Johnson left the same ground on Friday with a haul of 4 for 61 after some unnerving short-pitch bowling.
Brisbane: Mitchell Johnson left the Gabba three years ago clobbered for 170 runs without taking an England wicket in an Ashes performance that cost him his place in the Australia attack.
He left the same ground on Friday with a haul of 4 for 61 after some unnerving short-pitch bowling, helping to skittle England for 136 in their first innings of the Ashes series. After also contributing 64 with the bat in Australia's first innings of 295, he has proven to the doubters that he belongs in Test cricket.

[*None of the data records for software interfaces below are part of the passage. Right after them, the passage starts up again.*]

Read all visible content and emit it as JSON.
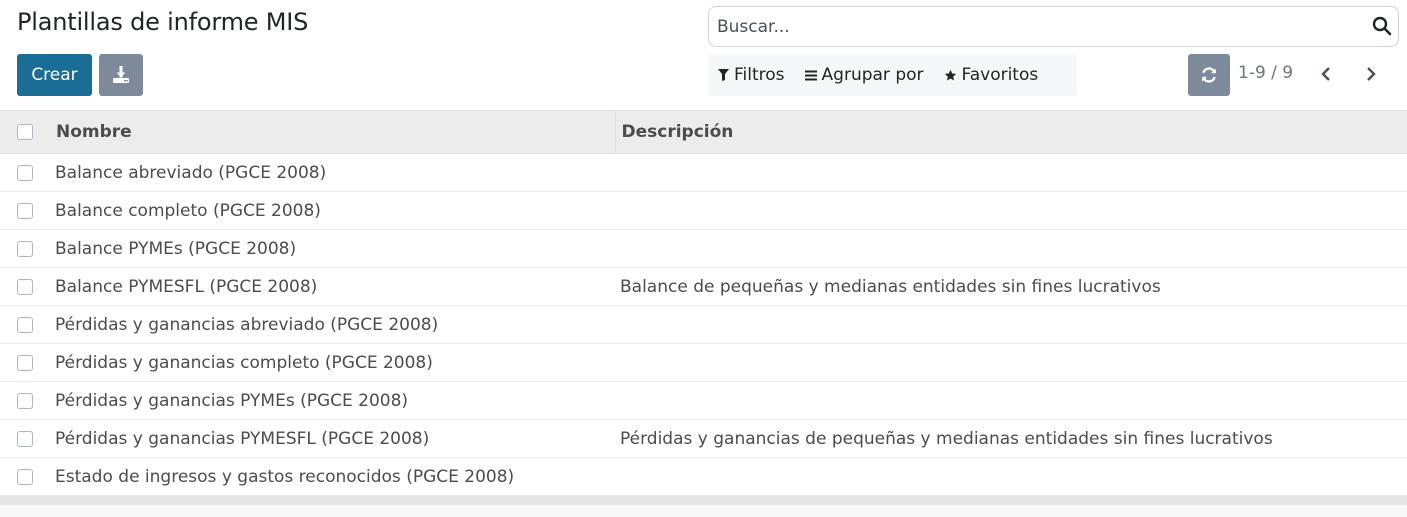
{
  "page": {
    "title": "Plantillas de informe MIS"
  },
  "search": {
    "placeholder": "Buscar...",
    "icon": "search-icon"
  },
  "toolbar": {
    "create_label": "Crear",
    "download_icon": "download-icon"
  },
  "filters": {
    "filters_label": "Filtros",
    "group_label": "Agrupar por",
    "favorites_label": "Favoritos"
  },
  "pager": {
    "value": "1-9 / 9"
  },
  "table": {
    "headers": {
      "name": "Nombre",
      "description": "Descripción"
    },
    "rows": [
      {
        "name": "Balance abreviado (PGCE 2008)",
        "description": ""
      },
      {
        "name": "Balance completo (PGCE 2008)",
        "description": ""
      },
      {
        "name": "Balance PYMEs (PGCE 2008)",
        "description": ""
      },
      {
        "name": "Balance PYMESFL (PGCE 2008)",
        "description": "Balance de pequeñas y medianas entidades sin fines lucrativos"
      },
      {
        "name": "Pérdidas y ganancias abreviado (PGCE 2008)",
        "description": ""
      },
      {
        "name": "Pérdidas y ganancias completo (PGCE 2008)",
        "description": ""
      },
      {
        "name": "Pérdidas y ganancias PYMEs (PGCE 2008)",
        "description": ""
      },
      {
        "name": "Pérdidas y ganancias PYMESFL (PGCE 2008)",
        "description": "Pérdidas y ganancias de pequeñas y medianas entidades sin fines lucrativos"
      },
      {
        "name": "Estado de ingresos y gastos reconocidos (PGCE 2008)",
        "description": ""
      }
    ]
  },
  "colors": {
    "primary": "#1a6e96",
    "secondary": "#7d8a9b",
    "header_bg": "#ececec"
  }
}
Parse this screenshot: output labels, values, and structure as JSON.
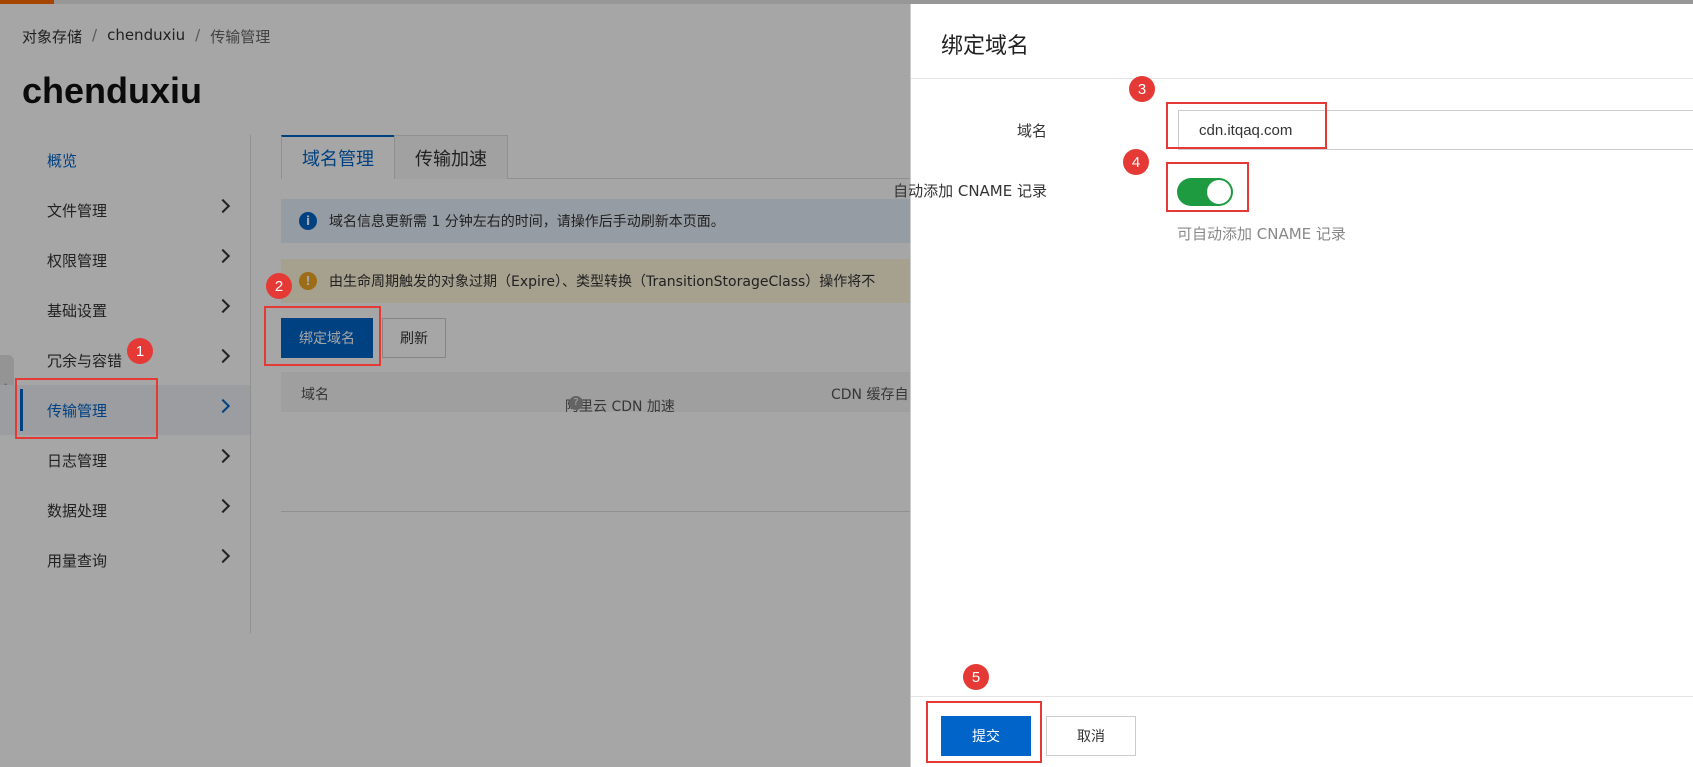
{
  "breadcrumb": {
    "root": "对象存储",
    "bucket": "chenduxiu",
    "current": "传输管理",
    "sep": "/"
  },
  "bucket_title": "chenduxiu",
  "sidebar": {
    "items": [
      {
        "label": "概览"
      },
      {
        "label": "文件管理"
      },
      {
        "label": "权限管理"
      },
      {
        "label": "基础设置"
      },
      {
        "label": "冗余与容错"
      },
      {
        "label": "传输管理"
      },
      {
        "label": "日志管理"
      },
      {
        "label": "数据处理"
      },
      {
        "label": "用量查询"
      }
    ],
    "active": "传输管理"
  },
  "tabs": {
    "domain": "域名管理",
    "accel": "传输加速"
  },
  "notices": {
    "info_icon": "i",
    "info": "域名信息更新需 1 分钟左右的时间，请操作后手动刷新本页面。",
    "warn_icon": "!",
    "warn": "由生命周期触发的对象过期（Expire）、类型转换（TransitionStorageClass）操作将不"
  },
  "toolbar": {
    "bind": "绑定域名",
    "refresh": "刷新"
  },
  "table": {
    "col_domain": "域名",
    "col_cdn": "阿里云 CDN 加速",
    "col_cdn_help": "?",
    "col_cache": "CDN 缓存自"
  },
  "drawer": {
    "title": "绑定域名",
    "domain_label": "域名",
    "domain_value": "cdn.itqaq.com",
    "cname_label": "自动添加 CNAME 记录",
    "cname_on": true,
    "cname_help": "可自动添加 CNAME 记录",
    "submit": "提交",
    "cancel": "取消"
  },
  "annotations": [
    "1",
    "2",
    "3",
    "4",
    "5"
  ],
  "colors": {
    "primary": "#0064c8",
    "toggle_on": "#1e9a41",
    "annotation": "#e53935",
    "brand": "#ff6a00"
  }
}
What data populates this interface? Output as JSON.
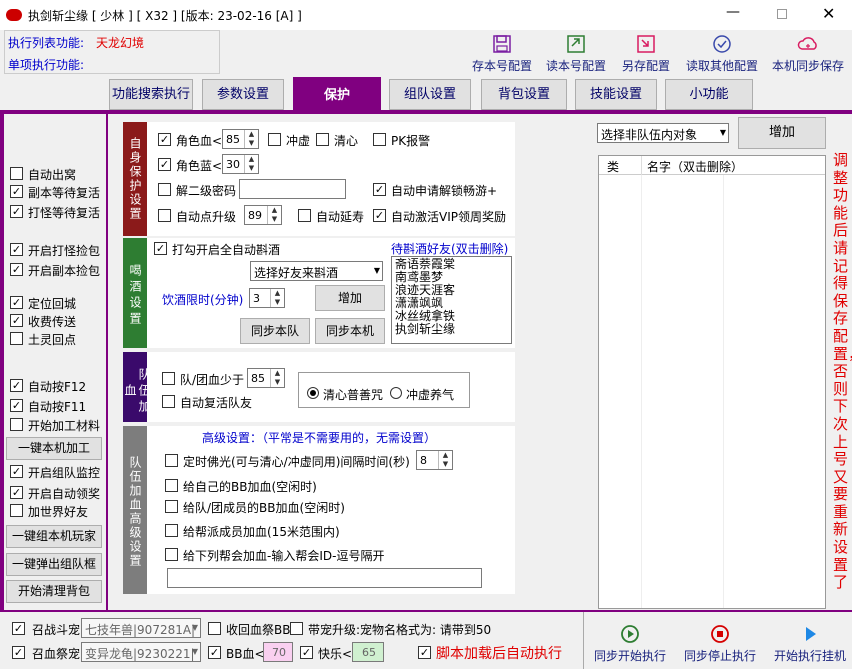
{
  "app": {
    "title": "执剑斩尘缘 [ 少林 ] [ X32 ] [版本: 23-02-16 [A] ]",
    "exec_list_label": "执行列表功能:",
    "exec_list_value": "天龙幻境",
    "single_exec_label": "单项执行功能:"
  },
  "toolbar": [
    {
      "label": "存本号配置",
      "icon": "save-icon"
    },
    {
      "label": "读本号配置",
      "icon": "load-icon"
    },
    {
      "label": "另存配置",
      "icon": "save-as-icon"
    },
    {
      "label": "读取其他配置",
      "icon": "check-circle-icon"
    },
    {
      "label": "本机同步保存",
      "icon": "cloud-sync-icon"
    }
  ],
  "tabs": [
    "功能搜索执行",
    "参数设置",
    "保护",
    "组队设置",
    "背包设置",
    "技能设置",
    "小功能"
  ],
  "left": {
    "auto_exit_cave": "自动出窝",
    "dungeon_wait_revive": "副本等待复活",
    "blood_wait_revive": "打怪等待复活",
    "start_blood_pickup": "开启打怪捡包",
    "start_dungeon_pickup": "开启副本捡包",
    "locate_return": "定位回城",
    "collect_teleport": "收费传送",
    "earth_return": "土灵回点",
    "auto_f12": "自动按F12",
    "auto_f11": "自动按F11",
    "start_material": "开始加工材料",
    "one_click_process": "一键本机加工",
    "start_team_monitor": "开启组队监控",
    "start_auto_reward": "开启自动领奖",
    "add_world_friend": "加世界好友",
    "one_click_group": "一键组本机玩家",
    "one_click_popup": "一键弹出组队框",
    "start_clean_bag": "开始清理背包"
  },
  "self": {
    "section": "自身保护设置",
    "hp_label": "角色血<",
    "hp_value": "85",
    "chong": "冲虚",
    "qingxin": "清心",
    "pk": "PK报警",
    "mp_label": "角色蓝<",
    "mp_value": "30",
    "pwd_label": "解二级密码",
    "auto_unlock": "自动申请解锁畅游+",
    "auto_level": "自动点升级",
    "level_value": "89",
    "auto_extend": "自动延寿",
    "vip": "自动激活VIP领周奖励"
  },
  "drink": {
    "section": "喝酒设置",
    "enable_label": "打勾开启全自动斟酒",
    "select_value": "选择好友来斟酒",
    "limit_label": "饮酒限时(分钟)",
    "limit_value": "3",
    "add": "增加",
    "sync_team": "同步本队",
    "sync_local": "同步本机",
    "friends_title": "待斟酒好友(双击删除)",
    "friends": [
      "斋语萘霞棠",
      "南鸢墨梦",
      "浪迹天涯客",
      "潇潇飒飒",
      "冰丝绒拿铁",
      "执剑斩尘缘"
    ]
  },
  "team": {
    "section": "队伍加血",
    "less_label": "队/团血少于",
    "less_value": "85",
    "revive": "自动复活队友",
    "radio_a": "清心普善咒",
    "radio_b": "冲虚养气"
  },
  "adv": {
    "section": "队伍加血高级设置",
    "title": "高级设置：（平常是不需要用的，无需设置）",
    "timed": "定时佛光(可与清心/冲虚同用)间隔时间(秒)",
    "timed_value": "8",
    "opt2": "给自己的BB加血(空闲时)",
    "opt3": "给队/团成员的BB加血(空闲时)",
    "opt4": "给帮派成员加血(15米范围内)",
    "opt5": "给下列帮会加血-输入帮会ID-逗号隔开"
  },
  "right": {
    "select_value": "选择非队伍内对象",
    "add": "增加",
    "col_type": "类",
    "col_name": "名字（双击删除）",
    "note": "调整功能后请记得保存配置，否则下次上号又要重新设置了"
  },
  "bottom": {
    "pet1_label": "召战斗宠",
    "pet1_value": "七技年兽|907281A|",
    "recall_label": "收回血祭BB",
    "pet_upgrade": "带宠升级:宠物名格式为: 请带到50",
    "pet2_label": "召血祭宠",
    "pet2_value": "变异龙龟|9230221|",
    "bb_label": "BB血<",
    "bb_value": "70",
    "happy_label": "快乐<",
    "happy_value": "65",
    "auto_exec": "脚本加载后自动执行",
    "sync_start": "同步开始执行",
    "sync_stop": "同步停止执行",
    "start_hang": "开始执行挂机"
  },
  "colors": {
    "accent": "#800080",
    "self_bar": "#8b1a1a",
    "drink_bar": "#2e7d32",
    "team_bar": "#3a0a6b",
    "adv_bar": "#7d7d7d"
  }
}
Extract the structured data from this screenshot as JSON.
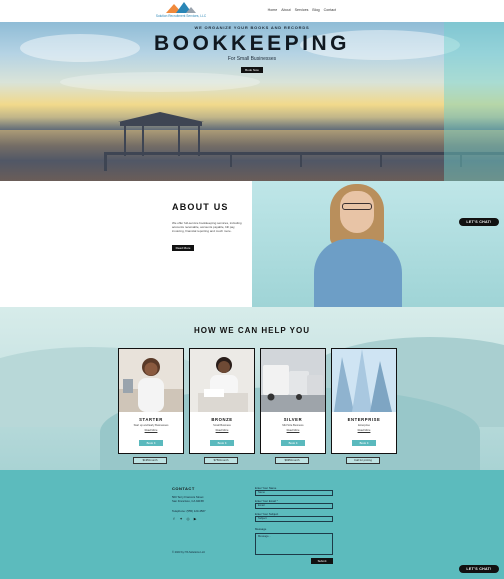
{
  "header": {
    "logo_text": "Solution Recruitment Services, LLC",
    "nav": [
      "Home",
      "About",
      "Services",
      "Blog",
      "Contact"
    ]
  },
  "hero": {
    "kicker": "WE ORGANIZE YOUR BOOKS AND RECORDS",
    "title": "BOOKKEEPING",
    "subtitle": "For Small Businesses",
    "button": "Book Now"
  },
  "about": {
    "title": "ABOUT US",
    "text": "We offer full-service bookkeeping services, including accounts receivable, accounts payable, bill pay, invoicing, financial reporting and much more.",
    "button": "Read More"
  },
  "chat": {
    "label": "LET'S CHAT!"
  },
  "services": {
    "title": "HOW WE CAN HELP YOU",
    "cards": [
      {
        "name": "STARTER",
        "desc": "Start up and Early Businesses",
        "more": "Read More",
        "button": "Book It"
      },
      {
        "name": "BRONZE",
        "desc": "Small Business",
        "more": "Read More",
        "button": "Book It"
      },
      {
        "name": "SILVER",
        "desc": "Mid Size Business",
        "more": "Read More",
        "button": "Book It"
      },
      {
        "name": "ENTERPRISE",
        "desc": "Enterprise",
        "more": "Read More",
        "button": "Book It"
      }
    ],
    "prices": [
      "$195/month",
      "$750/month",
      "$995/month",
      "Call for pricing"
    ]
  },
  "footer": {
    "contact_heading": "CONTACT",
    "address_line1": "500 Terry Francois Street",
    "address_line2": "San Francisco, CA 94158",
    "phone": "Telephone: (555) 123-4567",
    "social_icons": [
      "facebook-icon",
      "twitter-icon",
      "instagram-icon",
      "youtube-icon"
    ],
    "copyright": "© 2023 by ITA Solutions LLC",
    "form": {
      "name_label": "Enter Your Name",
      "name_placeholder": "Name",
      "email_label": "Enter Your Email *",
      "email_placeholder": "Email",
      "subject_label": "Enter Your Subject",
      "subject_placeholder": "Subject",
      "message_label": "Message",
      "message_placeholder": "Message...",
      "submit": "Submit"
    }
  },
  "colors": {
    "teal": "#5cbbbd",
    "dark": "#111111",
    "logo_blue": "#2a86b6"
  }
}
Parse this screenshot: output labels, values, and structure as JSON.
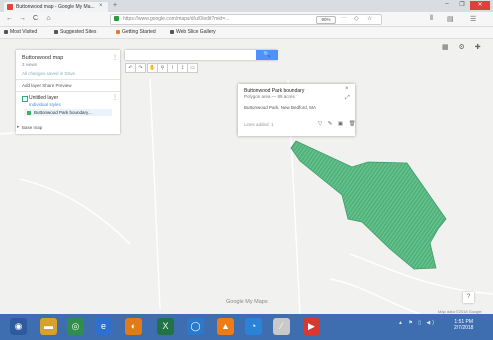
{
  "browser": {
    "tab_title": "Buttonwood map - Google My Ma...",
    "tab_close": "×",
    "new_tab": "+",
    "url": "https://www.google.com/maps/d/u/0/edit?mid=...",
    "zoom": "90%",
    "url_more": "···",
    "window_controls": {
      "minimize": "–",
      "maximize": "❐",
      "close": "✕"
    },
    "nav": {
      "back": "←",
      "forward": "→",
      "reload": "C",
      "home": "⌂"
    },
    "toolbar_icons": [
      "⫴",
      "▤",
      "☰"
    ]
  },
  "bookmarks": [
    {
      "label": "Most Visited"
    },
    {
      "label": "Suggested Sites"
    },
    {
      "label": "Getting Started"
    },
    {
      "label": "Web Slice Gallery"
    }
  ],
  "left_panel": {
    "title": "Buttonwood map",
    "views": "3 views",
    "share_row": "All changes saved in Drive",
    "menu": "⋮",
    "actions": "Add layer   Share   Preview",
    "layer": {
      "name": "Untitled layer",
      "style": "Individual styles",
      "feature": "Buttonwood Park boundary...",
      "menu": "⋮"
    },
    "basemap": "Base map",
    "basemap_arrow": "▸"
  },
  "search": {
    "button": "🔍"
  },
  "tools": [
    "↶",
    "↷",
    "✋",
    "⚲",
    "⌇",
    "⟟",
    "▭"
  ],
  "popup": {
    "title": "Buttonwood Park boundary",
    "subtitle": "Polygon area — 89 acres",
    "description": "Buttonwood Park, New Bedford, MA",
    "footer": "Lines added: 1",
    "close": "×",
    "expand": "⤢",
    "icons": "▽ ✎ ▣ 🗑"
  },
  "map": {
    "polygon_color": "#4fb37a",
    "google_label": "Google My Maps",
    "help": "?",
    "topright_icons": "▦ ⚙ ✚",
    "scale": "Map data ©2018 Google"
  },
  "taskbar": {
    "color": "#3f6eb0",
    "apps": [
      {
        "icon": "start-orb-icon",
        "glyph": "◉",
        "color": "#2e5aa0"
      },
      {
        "icon": "explorer-icon",
        "glyph": "▬",
        "color": "#d7a22c"
      },
      {
        "icon": "chrome-icon",
        "glyph": "◎",
        "color": "#2f8f4a"
      },
      {
        "icon": "ie-icon",
        "glyph": "e",
        "color": "#2f6fcf"
      },
      {
        "icon": "firefox-icon",
        "glyph": "◐",
        "color": "#e2791a"
      },
      {
        "icon": "excel-icon",
        "glyph": "X",
        "color": "#217346"
      },
      {
        "icon": "globe-icon",
        "glyph": "◯",
        "color": "#2a7ac9"
      },
      {
        "icon": "vlc-icon",
        "glyph": "▲",
        "color": "#ee7b15"
      },
      {
        "icon": "browser2-icon",
        "glyph": "◔",
        "color": "#2b82d9"
      },
      {
        "icon": "tool-icon",
        "glyph": "⁄",
        "color": "#c9c9c9"
      },
      {
        "icon": "media-icon",
        "glyph": "▶",
        "color": "#d33b2f"
      }
    ],
    "tray": "▲ ⚑ ▯ ◀)",
    "time": "1:51 PM",
    "date": "2/7/2018"
  }
}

The Barmy Army had some songs ready to sing if Johnson failed, as they did when he struggled in England on the 2009 tour, but he's kept them silent on the first two days in Brisbane.
Johnson spent time working on his action with fast bowling great Dennis Lillee in Perth after missing selection for the winter Ashes tour. And he got a few short, sharp reminders about the bowling plans from Australia pace coach Craig McDermott at the lunch interval on Friday after he strayed down legside a few too many times. It worked.
"We probably didn't start with the ball the way we would have liked," Australia wicketkeeper Brad Haddin said. "Billy (McDermott) told the bowlers in no uncertain terms where he wanted things to be and we came back after the break and got out lengths right.
"Mitch has been bowling with some very good pace over the last few months," Haddin added, saying his pace was "outstanding" on Australia's recent limited-overs tour to India. "Today was just reward for the work he's put in.
"It's good to have him back. You always like to have a guy with Mitch's pace in your team. Any guy who can push the radar up near 150 Ks, no matter how well you're playing can make it uncomfortable for the opposition."
Ryan Harris removed England captain Alastair Cook with the total at 28, but the tourists appeared to be getting on top until Johnson dismissed Jonathan Trott just before lunch.
"That was a big momentum swing for us," Haddin said, playing down any suggestion that Johnson needed any kind of confidence boost. "I don't think he's had too many problems, he's a 200 Test wicket-taker. I'm comfortable with where Mitch is at."
He peppered Michael Carberry, England's top scorer with 40, with two short-pitched balls before getting him out bowling around the wicket, then picked up two more wickets as the tourists lost six for nine in a 58-ball slide.
Johnson, now 32, made his Test debut in 2007 against Sri Lanka and his raw pace always made life difficult for batsmen, but his wayward line and length sometimes made him too unreliable for selection.
After his Gabba failure in 2010, he was recalled because of team-mates' injuries for the third Ashes Test at the WACA, and unleashed spells of 6 for 38 and 3 for 44. He was Man of the Match, the only one Australia won, as he took only six more wickets in the series.
Despite that, he had 205 wickets in 51 Tests leading into this series, with Australia desperate to avoid a fourth consecutive Ashes defeat.
Former Australia captain Allan Border lobbied for Johnson's recall for the series, seeing a better technique and promise. On the eve of the match, Border publicly said the pacemen should be let loose to rattle England, and that's exactly what Johnson did.
Carberry was quick to credit Johnson, but also said he'd be more prepared next innings. "Mitchell is a world-class performer. He definitely in terms of pace he would be up there with some of the quickest I've faced in my time," Carberry said. "More importantly, he put the ball in the right area, which is also going to be tough for anyone.
"In our preparations for the game we knew what he was going to bring. We weren't quite up to it today, but tomorrow is a new day and we have another innings to prove ourselves and I'm pretty confident we will do that."